*** Block opens ***

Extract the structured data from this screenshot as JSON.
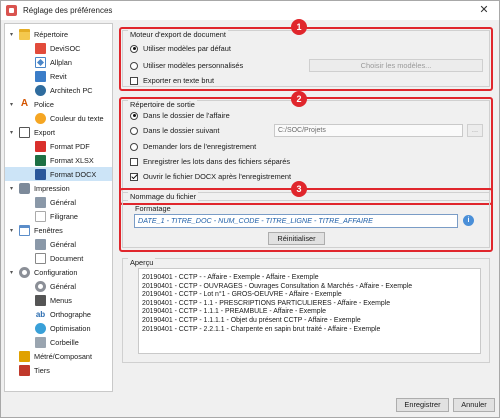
{
  "window": {
    "title": "Réglage des préférences",
    "close_glyph": "✕"
  },
  "sidebar": {
    "items": [
      {
        "label": "Répertoire",
        "icon": "folder-icon",
        "level": 0,
        "expanded": true
      },
      {
        "label": "DeviSOC",
        "icon": "devisoc-icon",
        "level": 1
      },
      {
        "label": "Allplan",
        "icon": "allplan-icon",
        "level": 1
      },
      {
        "label": "Revit",
        "icon": "revit-icon",
        "level": 1
      },
      {
        "label": "Architech PC",
        "icon": "architech-icon",
        "level": 1
      },
      {
        "label": "Police",
        "icon": "font-icon",
        "level": 0,
        "expanded": true
      },
      {
        "label": "Couleur du texte",
        "icon": "palette-icon",
        "level": 1
      },
      {
        "label": "Export",
        "icon": "export-icon",
        "level": 0,
        "expanded": true
      },
      {
        "label": "Format PDF",
        "icon": "pdf-icon",
        "level": 1
      },
      {
        "label": "Format XLSX",
        "icon": "xlsx-icon",
        "level": 1
      },
      {
        "label": "Format DOCX",
        "icon": "docx-icon",
        "level": 1,
        "selected": true
      },
      {
        "label": "Impression",
        "icon": "printer-icon",
        "level": 0,
        "expanded": true
      },
      {
        "label": "Général",
        "icon": "general-icon",
        "level": 1
      },
      {
        "label": "Filigrane",
        "icon": "watermark-icon",
        "level": 1
      },
      {
        "label": "Fenêtres",
        "icon": "window-icon",
        "level": 0,
        "expanded": true
      },
      {
        "label": "Général",
        "icon": "general-icon",
        "level": 1
      },
      {
        "label": "Document",
        "icon": "document-icon",
        "level": 1
      },
      {
        "label": "Configuration",
        "icon": "gear-icon",
        "level": 0,
        "expanded": true
      },
      {
        "label": "Général",
        "icon": "gear-icon",
        "level": 1
      },
      {
        "label": "Menus",
        "icon": "menu-icon",
        "level": 1
      },
      {
        "label": "Orthographe",
        "icon": "spellcheck-icon",
        "level": 1
      },
      {
        "label": "Optimisation",
        "icon": "optimization-icon",
        "level": 1
      },
      {
        "label": "Corbeille",
        "icon": "trash-icon",
        "level": 1
      },
      {
        "label": "Métré/Composant",
        "icon": "metre-icon",
        "level": 0
      },
      {
        "label": "Tiers",
        "icon": "tiers-icon",
        "level": 0
      }
    ]
  },
  "export_engine": {
    "title": "Moteur d'export de document",
    "badge": "1",
    "options": [
      {
        "label": "Utiliser modèles par défaut",
        "selected": true
      },
      {
        "label": "Utiliser modèles personnalisés",
        "selected": false
      }
    ],
    "choose_button": "Choisir les modèles...",
    "plain_text_label": "Exporter en texte brut",
    "plain_text_checked": false
  },
  "output_dir": {
    "title": "Répertoire de sortie",
    "badge": "2",
    "options": [
      {
        "label": "Dans le dossier de l'affaire",
        "selected": true
      },
      {
        "label": "Dans le dossier suivant",
        "selected": false
      },
      {
        "label": "Demander lors de l'enregistrement",
        "selected": false
      }
    ],
    "path_value": "C:/SOC/Projets",
    "browse_button": "...",
    "save_separately_label": "Enregistrer les lots dans des fichiers séparés",
    "save_separately_checked": false,
    "open_after_label": "Ouvrir le fichier DOCX après l'enregistrement",
    "open_after_checked": true
  },
  "file_naming": {
    "title": "Nommage du fichier",
    "badge": "3",
    "format_label": "Formatage",
    "format_value": "DATE_1 - TITRE_DOC - NUM_CODE - TITRE_LIGNE - TITRE_AFFAIRE",
    "info_glyph": "i",
    "reset_button": "Réinitialiser"
  },
  "preview": {
    "title": "Aperçu",
    "lines": [
      "20190401 - CCTP -  - Affaire - Exemple - Affaire - Exemple",
      "20190401 - CCTP - OUVRAGES - Ouvrages Consultation & Marchés - Affaire - Exemple",
      "20190401 - CCTP - Lot n°1 - GROS-OEUVRE - Affaire - Exemple",
      "20190401 - CCTP - 1.1 - PRESCRIPTIONS  PARTICULIERES - Affaire - Exemple",
      "20190401 - CCTP - 1.1.1 - PREAMBULE - Affaire - Exemple",
      "20190401 - CCTP - 1.1.1.1 - Objet du présent CCTP - Affaire - Exemple",
      "20190401 - CCTP - 2.2.1.1 - Charpente en sapin brut traité - Affaire - Exemple"
    ]
  },
  "footer": {
    "save_button": "Enregistrer",
    "cancel_button": "Annuler"
  }
}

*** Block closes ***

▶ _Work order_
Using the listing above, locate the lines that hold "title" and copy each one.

▶ _Response_
    "title": "Réglage des préférences",
    "title": "Moteur d'export de document",
    "title": "Répertoire de sortie",
    "title": "Nommage du fichier",
    "title": "Aperçu",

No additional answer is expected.